Content starts
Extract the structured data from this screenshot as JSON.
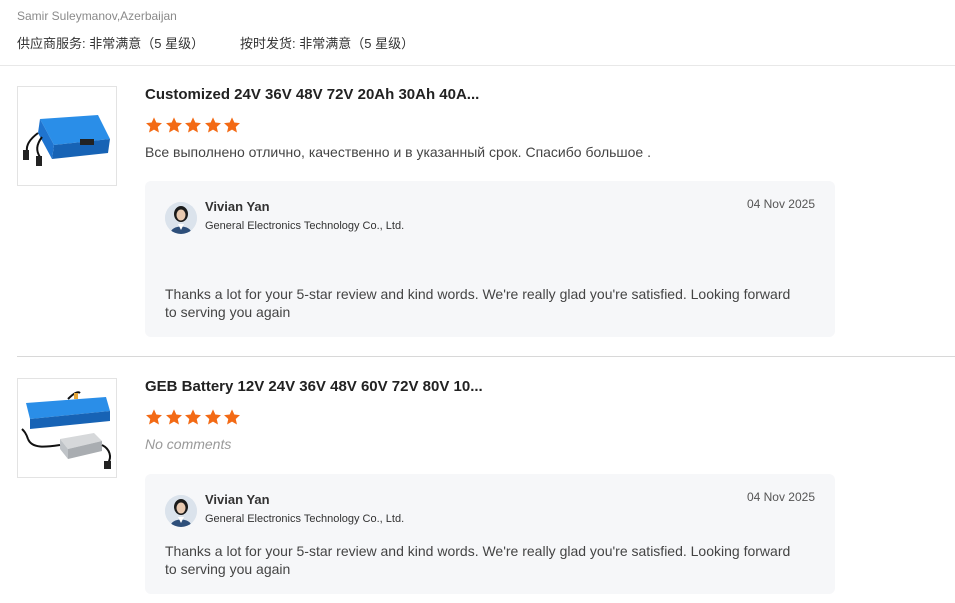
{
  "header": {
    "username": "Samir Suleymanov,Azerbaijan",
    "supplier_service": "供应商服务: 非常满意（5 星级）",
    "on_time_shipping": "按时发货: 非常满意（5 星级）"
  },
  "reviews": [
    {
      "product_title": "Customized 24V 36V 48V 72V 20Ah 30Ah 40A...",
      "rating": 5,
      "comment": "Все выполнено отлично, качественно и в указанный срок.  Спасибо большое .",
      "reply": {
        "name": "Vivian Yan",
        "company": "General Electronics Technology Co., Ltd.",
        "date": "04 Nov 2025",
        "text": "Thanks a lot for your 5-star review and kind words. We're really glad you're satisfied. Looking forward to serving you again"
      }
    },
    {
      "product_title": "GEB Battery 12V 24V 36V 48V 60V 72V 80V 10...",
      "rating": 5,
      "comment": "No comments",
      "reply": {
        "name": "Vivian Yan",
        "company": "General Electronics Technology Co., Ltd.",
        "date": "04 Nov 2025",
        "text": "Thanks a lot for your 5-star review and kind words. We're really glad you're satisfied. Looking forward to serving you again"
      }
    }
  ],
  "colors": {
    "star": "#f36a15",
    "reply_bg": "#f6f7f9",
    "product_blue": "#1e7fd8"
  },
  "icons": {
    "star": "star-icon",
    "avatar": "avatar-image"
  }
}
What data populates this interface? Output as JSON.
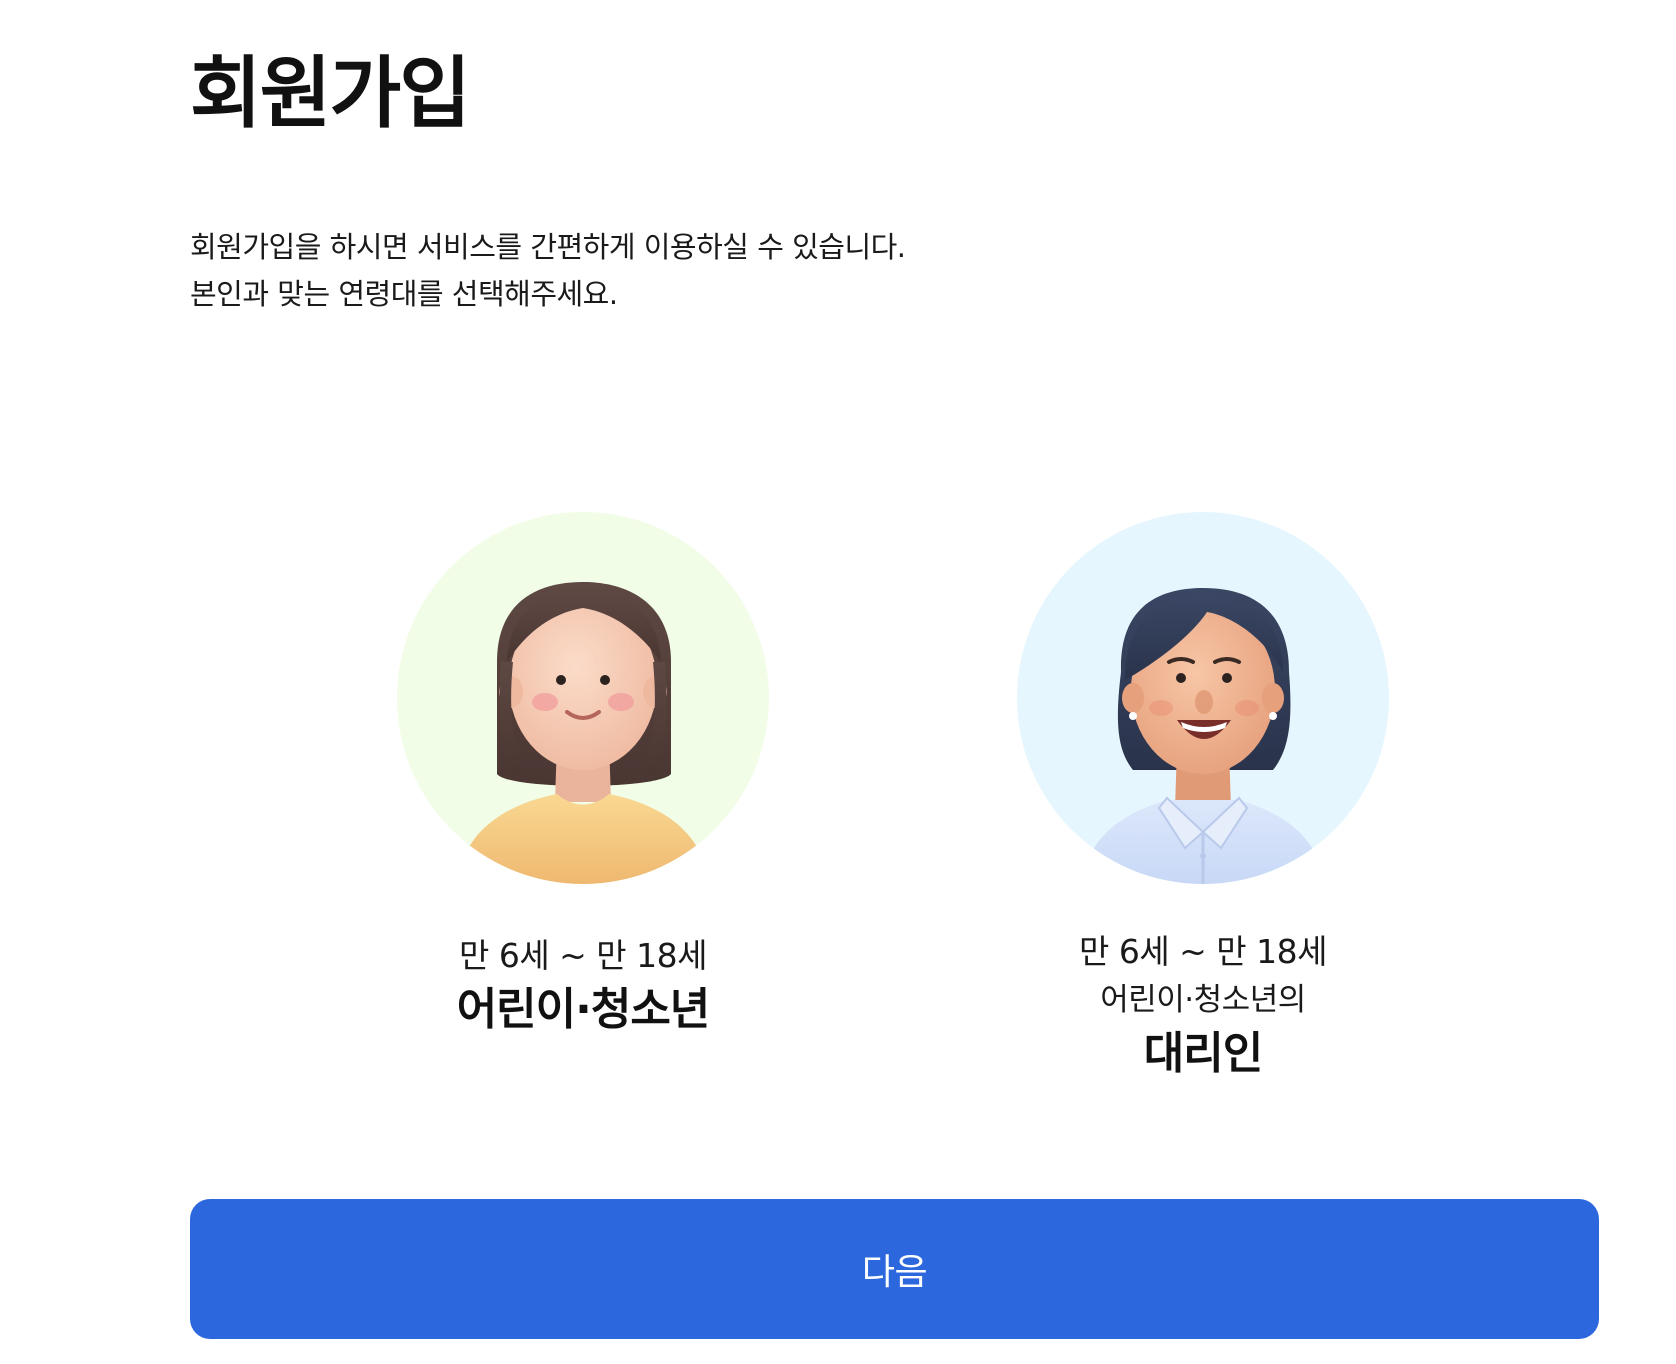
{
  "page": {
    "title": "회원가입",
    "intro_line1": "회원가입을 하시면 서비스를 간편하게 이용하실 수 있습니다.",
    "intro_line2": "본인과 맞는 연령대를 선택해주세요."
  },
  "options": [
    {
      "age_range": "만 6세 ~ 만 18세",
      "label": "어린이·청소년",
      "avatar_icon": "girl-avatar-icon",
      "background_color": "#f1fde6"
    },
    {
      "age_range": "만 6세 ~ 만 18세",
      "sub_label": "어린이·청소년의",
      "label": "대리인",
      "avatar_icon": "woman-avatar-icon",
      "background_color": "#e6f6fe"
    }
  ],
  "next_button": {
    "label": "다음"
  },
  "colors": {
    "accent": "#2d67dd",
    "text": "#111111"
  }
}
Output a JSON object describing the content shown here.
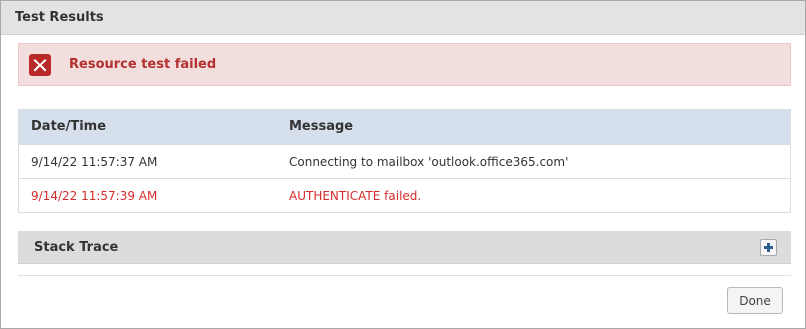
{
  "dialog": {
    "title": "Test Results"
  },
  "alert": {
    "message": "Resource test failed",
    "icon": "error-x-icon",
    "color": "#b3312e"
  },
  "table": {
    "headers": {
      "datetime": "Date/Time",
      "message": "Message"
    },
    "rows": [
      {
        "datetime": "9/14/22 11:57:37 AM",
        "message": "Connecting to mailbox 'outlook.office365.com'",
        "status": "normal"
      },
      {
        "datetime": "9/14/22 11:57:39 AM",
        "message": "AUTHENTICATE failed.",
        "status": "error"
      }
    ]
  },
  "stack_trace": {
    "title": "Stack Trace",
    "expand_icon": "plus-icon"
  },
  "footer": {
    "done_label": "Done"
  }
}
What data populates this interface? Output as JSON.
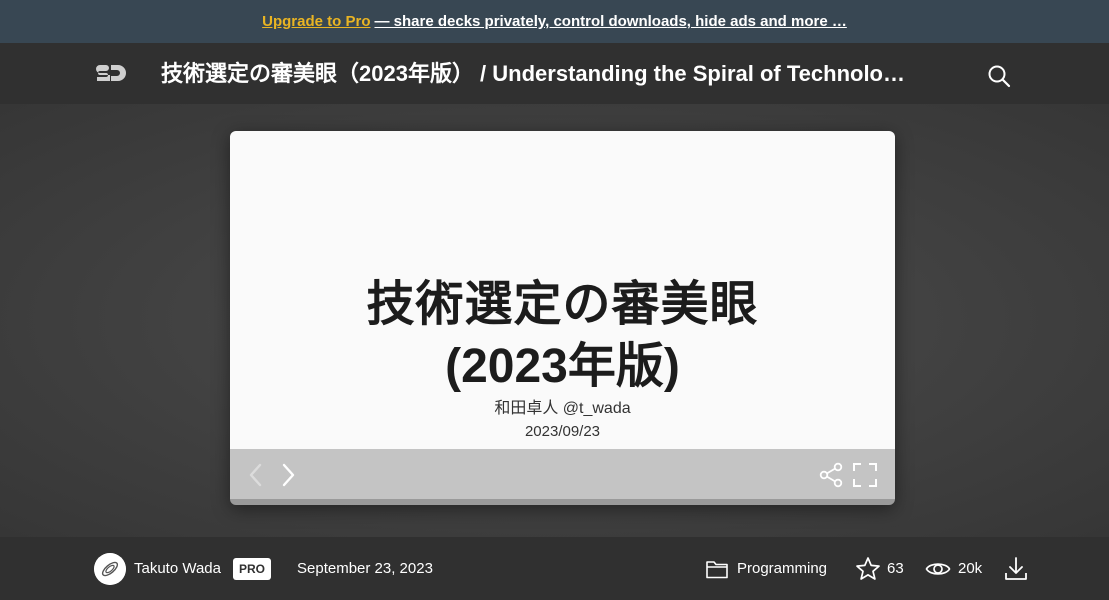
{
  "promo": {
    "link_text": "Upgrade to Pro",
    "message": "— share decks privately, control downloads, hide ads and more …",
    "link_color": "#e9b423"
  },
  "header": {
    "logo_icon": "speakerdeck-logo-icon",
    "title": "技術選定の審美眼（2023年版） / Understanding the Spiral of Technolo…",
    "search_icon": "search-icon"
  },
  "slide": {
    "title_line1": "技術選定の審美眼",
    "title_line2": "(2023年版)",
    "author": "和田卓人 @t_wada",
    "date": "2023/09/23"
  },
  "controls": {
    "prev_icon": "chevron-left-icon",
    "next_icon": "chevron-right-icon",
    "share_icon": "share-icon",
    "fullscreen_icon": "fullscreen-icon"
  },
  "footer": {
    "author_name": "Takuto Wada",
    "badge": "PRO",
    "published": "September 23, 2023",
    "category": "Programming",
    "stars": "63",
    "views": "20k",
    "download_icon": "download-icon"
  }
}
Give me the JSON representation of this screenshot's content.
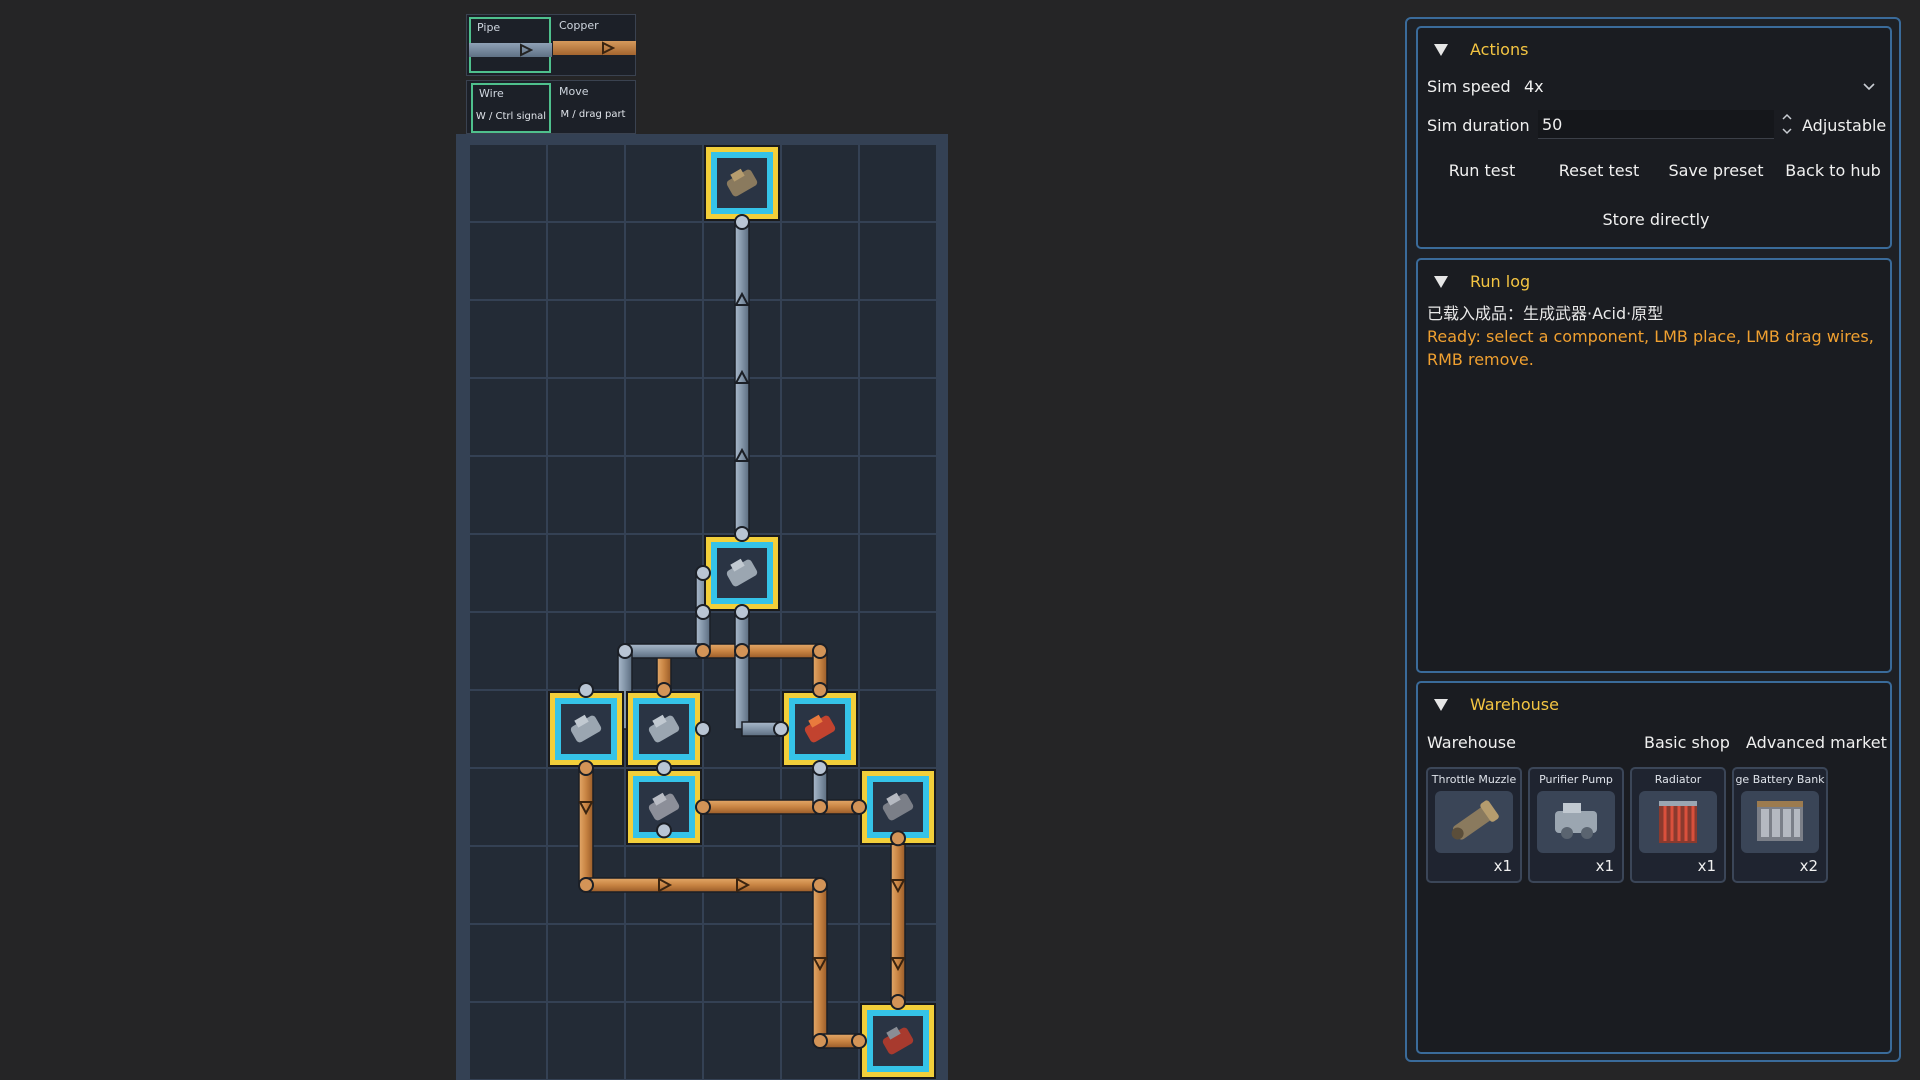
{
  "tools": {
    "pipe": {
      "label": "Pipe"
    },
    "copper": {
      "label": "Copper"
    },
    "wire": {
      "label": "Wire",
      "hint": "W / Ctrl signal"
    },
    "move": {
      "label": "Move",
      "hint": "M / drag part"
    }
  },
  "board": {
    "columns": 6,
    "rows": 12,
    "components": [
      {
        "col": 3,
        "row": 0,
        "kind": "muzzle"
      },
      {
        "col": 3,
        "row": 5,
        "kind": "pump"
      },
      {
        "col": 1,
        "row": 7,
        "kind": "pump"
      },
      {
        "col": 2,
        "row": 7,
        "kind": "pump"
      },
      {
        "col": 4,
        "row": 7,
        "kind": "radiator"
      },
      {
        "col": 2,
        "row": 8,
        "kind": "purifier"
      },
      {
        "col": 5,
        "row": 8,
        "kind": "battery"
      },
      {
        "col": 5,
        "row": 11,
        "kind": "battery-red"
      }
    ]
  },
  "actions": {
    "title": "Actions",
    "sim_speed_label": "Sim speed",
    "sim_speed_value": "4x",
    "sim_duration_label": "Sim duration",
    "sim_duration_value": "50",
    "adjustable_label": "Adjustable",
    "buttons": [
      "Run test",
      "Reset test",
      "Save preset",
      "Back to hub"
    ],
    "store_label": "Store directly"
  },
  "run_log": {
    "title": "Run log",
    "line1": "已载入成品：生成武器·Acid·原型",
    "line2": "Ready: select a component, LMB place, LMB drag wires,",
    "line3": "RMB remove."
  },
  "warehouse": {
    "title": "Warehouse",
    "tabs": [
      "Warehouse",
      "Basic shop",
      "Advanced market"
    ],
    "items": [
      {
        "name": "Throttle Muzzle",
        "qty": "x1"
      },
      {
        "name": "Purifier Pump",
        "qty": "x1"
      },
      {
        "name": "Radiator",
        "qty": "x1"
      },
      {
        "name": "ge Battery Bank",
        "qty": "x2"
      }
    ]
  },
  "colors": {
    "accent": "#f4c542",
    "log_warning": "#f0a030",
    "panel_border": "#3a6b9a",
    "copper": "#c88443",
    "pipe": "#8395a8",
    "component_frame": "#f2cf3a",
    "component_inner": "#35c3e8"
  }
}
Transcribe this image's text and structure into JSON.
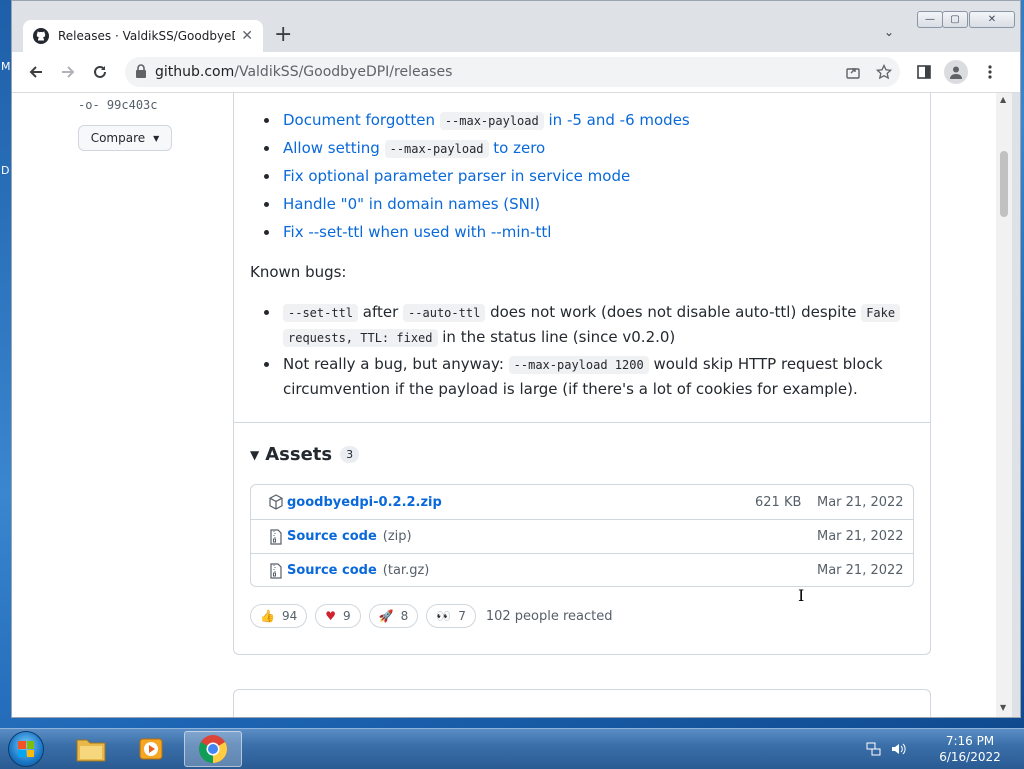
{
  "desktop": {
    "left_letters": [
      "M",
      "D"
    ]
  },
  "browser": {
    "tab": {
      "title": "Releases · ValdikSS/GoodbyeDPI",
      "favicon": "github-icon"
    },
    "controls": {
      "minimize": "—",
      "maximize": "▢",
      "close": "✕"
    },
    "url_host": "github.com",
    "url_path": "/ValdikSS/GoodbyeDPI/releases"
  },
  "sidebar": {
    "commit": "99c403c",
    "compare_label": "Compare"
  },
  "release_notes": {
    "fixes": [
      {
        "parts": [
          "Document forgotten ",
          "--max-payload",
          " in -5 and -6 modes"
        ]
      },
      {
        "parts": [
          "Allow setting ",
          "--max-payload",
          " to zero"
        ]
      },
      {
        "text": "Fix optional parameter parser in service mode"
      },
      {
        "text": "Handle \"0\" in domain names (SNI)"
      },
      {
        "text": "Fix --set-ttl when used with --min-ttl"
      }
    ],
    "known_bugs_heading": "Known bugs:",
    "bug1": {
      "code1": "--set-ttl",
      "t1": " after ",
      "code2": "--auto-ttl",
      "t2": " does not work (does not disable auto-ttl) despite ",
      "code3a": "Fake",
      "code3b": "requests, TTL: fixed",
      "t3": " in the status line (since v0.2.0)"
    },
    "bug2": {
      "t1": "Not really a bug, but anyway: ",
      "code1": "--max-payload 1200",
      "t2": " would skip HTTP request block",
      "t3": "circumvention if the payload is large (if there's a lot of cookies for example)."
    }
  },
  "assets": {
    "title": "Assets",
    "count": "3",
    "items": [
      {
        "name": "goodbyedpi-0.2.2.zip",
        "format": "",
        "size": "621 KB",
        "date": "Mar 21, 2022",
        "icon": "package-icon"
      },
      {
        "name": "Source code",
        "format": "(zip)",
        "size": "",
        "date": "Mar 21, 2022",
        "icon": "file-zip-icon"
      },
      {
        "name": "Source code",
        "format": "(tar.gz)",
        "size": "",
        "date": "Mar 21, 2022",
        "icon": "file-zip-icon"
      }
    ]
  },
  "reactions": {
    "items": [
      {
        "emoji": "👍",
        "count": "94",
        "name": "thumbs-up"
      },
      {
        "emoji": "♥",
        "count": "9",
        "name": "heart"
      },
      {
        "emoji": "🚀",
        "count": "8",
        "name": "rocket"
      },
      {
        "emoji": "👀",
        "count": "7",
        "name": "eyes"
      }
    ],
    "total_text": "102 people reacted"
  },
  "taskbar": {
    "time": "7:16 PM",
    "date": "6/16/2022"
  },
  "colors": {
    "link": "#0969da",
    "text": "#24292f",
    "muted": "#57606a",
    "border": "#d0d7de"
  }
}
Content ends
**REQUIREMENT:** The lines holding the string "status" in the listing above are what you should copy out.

**RESULT FOR THIS EXERCISE:**
        "status": "normal"
        "status": "error"
      "t3": " in the status line (since v0.2.0)"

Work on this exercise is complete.